As the mother of a third grader and a first grader I absolutely understand why so many parents have praised the letter and the alternate style of fundraising it outlines. Regardless of our children’s ages, we are busy. Overwhelmed. Frustrated, even. Many of us feel like homework, sports practices, music lessons, church activities, and social events have taken over our lives, leaving little time and energy left for family and absolutely no time and energy left for the “extras” that often accompany school.
Parent Teacher Organizations/Associations have, over the years, gained a less-than-favorable reputation for attempting to squeeze every last cent out of their schools’ already over-extended parents. I don’t doubt that a handful of these organizations deserve this reputation, but others have been branded with it unfairly.
The PTO at my children’s elementary school, on whose board (disclaimer) I serve, will hold three true fundraisers this year. With the money raised, we pay for, among other things, field trips, alumni college scholarships, guest speakers, school-wide family events, staff appreciation, teacher grants to fund classroom materials and equipment not covered by the school or district budget, and a number of special projects like playground upgrades, auditorium sound systems, and literacy libraries. The school could operate without PTO, but the education, opportunities, and experiences available to our students would look considerably different.
We choose our fundraisers carefully. Our first and biggest fundraiser focuses on character development and physical fitness. Yes, it’s a “thon”, as in the kids collect pledges to run laps, but the preparation for doing so involves so much more than talking about raising money. These kids train for the run, and along the way they learn about responsibility, kindness, perseverance, honesty, and respect through the character lessons provided by the program.
My kiddos LOVE our annual fun run, and I treasure the opportunity to
share in their excitement while simultaneously supporting their school.
Our second fundraiser is a ~dreaded~ product fundraiser. We run this fundraiser eight weeks before the holiday season with the honest goal of making parents’ holiday shopping a little easier. We also change the product sold every year, so that if you purchased candles and candle warmers for your family members and friends last year, this year you can gift them personalized tumblers.
Our third fundraiser is run entirely in-house, meaning PTO receives 100% of the money donated. It is another “thon”, but this time, instead of focusing on character development and physical fitness, we focus on academics in the form of a spell-a-thon. Our students work diligently to learn their grade-level words and then spell them correctly on a spelling test, knowing that their hard work directly translates to support for their school.
So yes, three fundraisers a year. But PTO also hosts additional in-school and community events – movie nights, math and literacy events, and talent shows – that don’t involve asking parents to donate toward the PTO budget. Many believe these organizations exist just to raise money, but the presence of these PTO-driven, non-fundraising events prove otherwise.

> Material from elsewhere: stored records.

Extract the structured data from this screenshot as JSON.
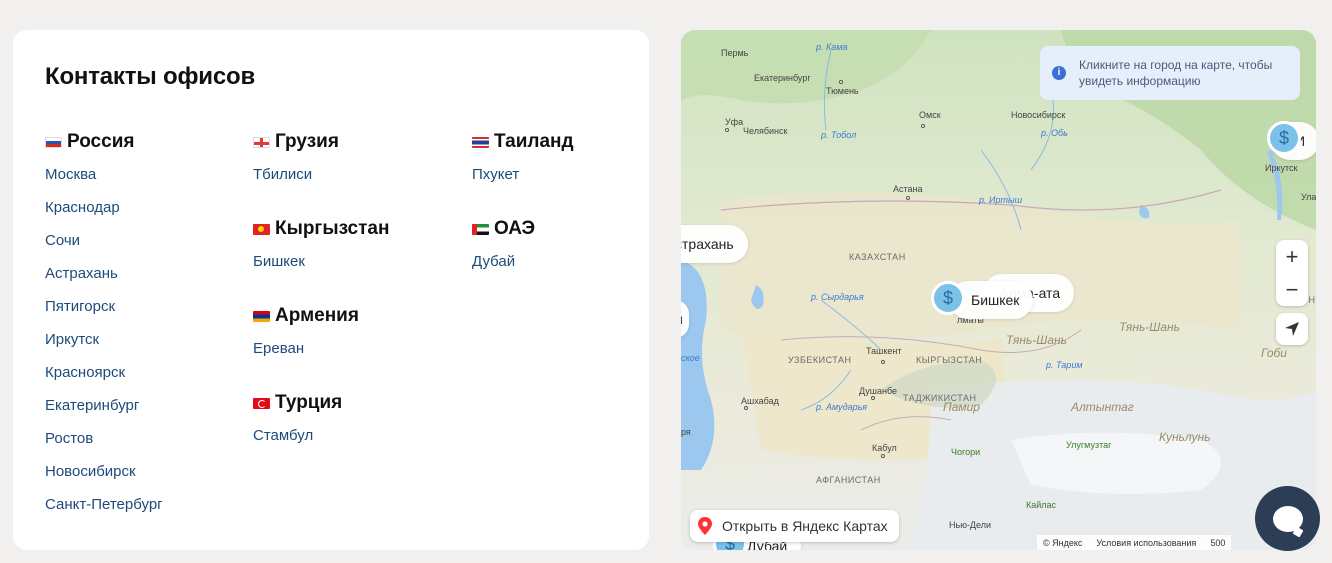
{
  "contacts": {
    "title": "Контакты офисов",
    "columns": [
      {
        "groups": [
          {
            "country": "Россия",
            "flag": "flag-ru",
            "cities": [
              "Москва",
              "Краснодар",
              "Сочи",
              "Астрахань",
              "Пятигорск",
              "Иркутск",
              "Красноярск",
              "Екатеринбург",
              "Ростов",
              "Новосибирск",
              "Санкт-Петербург"
            ]
          }
        ]
      },
      {
        "groups": [
          {
            "country": "Грузия",
            "flag": "flag-ge",
            "cities": [
              "Тбилиси"
            ]
          },
          {
            "country": "Кыргызстан",
            "flag": "flag-kg",
            "cities": [
              "Бишкек"
            ]
          },
          {
            "country": "Армения",
            "flag": "flag-am",
            "cities": [
              "Ереван"
            ]
          },
          {
            "country": "Турция",
            "flag": "flag-tr",
            "cities": [
              "Стамбул"
            ]
          }
        ]
      },
      {
        "groups": [
          {
            "country": "Таиланд",
            "flag": "flag-th",
            "cities": [
              "Пхукет"
            ]
          },
          {
            "country": "ОАЭ",
            "flag": "flag-ae",
            "cities": [
              "Дубай"
            ]
          }
        ]
      }
    ]
  },
  "map": {
    "info_text": "Кликните на город на карте, чтобы увидеть информацию",
    "zoom_in": "+",
    "zoom_out": "−",
    "open_button": "Открыть в Яндекс Картах",
    "copyright": "© Яндекс",
    "terms": "Условия использования",
    "scale": "500",
    "chips": {
      "astrakhan": "страхань",
      "bishkek": "Бишкек",
      "almaty": "Алма-ата",
      "dubai": "Дубай",
      "irkutsk": "И",
      "left_cut": "и"
    },
    "labels": {
      "perm": "Пермь",
      "ekaterinburg": "Екатеринбург",
      "tyumen": "Тюмень",
      "ufa": "Уфа",
      "chelyabinsk": "Челябинск",
      "omsk": "Омск",
      "novosibirsk": "Новосибирск",
      "astana": "Астана",
      "kazakhstan": "КАЗАХСТАН",
      "uzbekistan": "УЗБЕКИСТАН",
      "tashkent": "Ташкент",
      "kyrgyzstan": "КЫРГЫЗСТАН",
      "dushanbe": "Душанбе",
      "tajikistan": "ТАДЖИКИСТАН",
      "ashgabat": "Ашхабад",
      "kabul": "Кабул",
      "afghanistan": "АФГАНИСТАН",
      "new_delhi": "Нью-Дели",
      "pamir": "Памир",
      "tien_shan": "Тянь-Шань",
      "tien_shan2": "Тянь-Шань",
      "gobi": "Гоби",
      "altyntag": "Алтынтаг",
      "kunlun": "Куньлунь",
      "chogori": "Чогори",
      "ulugmuztag": "Улугмузтаг",
      "kailas": "Кайлас",
      "mongolia": "МОНГ",
      "irkutsk_city": "Иркутск",
      "ulan": "Ула",
      "kama": "р. Кама",
      "tobol": "р. Тобол",
      "irtysh": "р. Иртыш",
      "syrdarya": "р. Сырдарья",
      "amudarya": "р. Амударья",
      "tarim": "р. Тарим",
      "caspian": "ское",
      "lake_cut": "ря",
      "almaty_small": "лматы",
      "ob": "р. Обь"
    }
  }
}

I’ll be the first to admit that the fundraisers I mentioned above – along with every other fundraiser out there – have their flaws. But the PTO does its absolute best to make fundraising easy for parents.
You’re probably thinking, “if you want easy, go with the alternative fundraiser”. And we just might, if raising money were the only goal fundraisers aim to accomplish. “Make a donation now, in whatever amount you feel your school needs and can financially afford at this time, and we promise to leave you alone for the remainder of the year.” In all likelihood, most PTOs could meet their annual budgets going this route.
But we (PTO) also want to help children learn how to combine forces toward achieving a common goal. After all, not every problem or deficit can be solved simply by Mom or Dad writing a check. By involving children in the fundraising process – training for the run, practicing the assigned spelling words – they begin to understand, even as kindergarteners, the positive impact they can have on their school. They learn that individual and team-based hard work make a difference.
The fundraising letter was shared with the best of intentions, and my co-PTO Board members and I loved it. We sent it back and forth and laughed about all of the silly bullet points and dollar amounts we could include if we sent such a letter to our parents. Please understand that this post is also shared with the best of intentions, to help parents understand why we (PTO) do what we do, why we give what we give, and why we don’t just ask you for the $75 you would have spent on a dress for our Frozen-themed gala.
Oooh, now there’s an idea…watch for a Frozen-themed gala, coming soon to an elementary school near you.
I’m kidding, OF COURSE.
A special thanks to MomsEveryday for helping me share this post.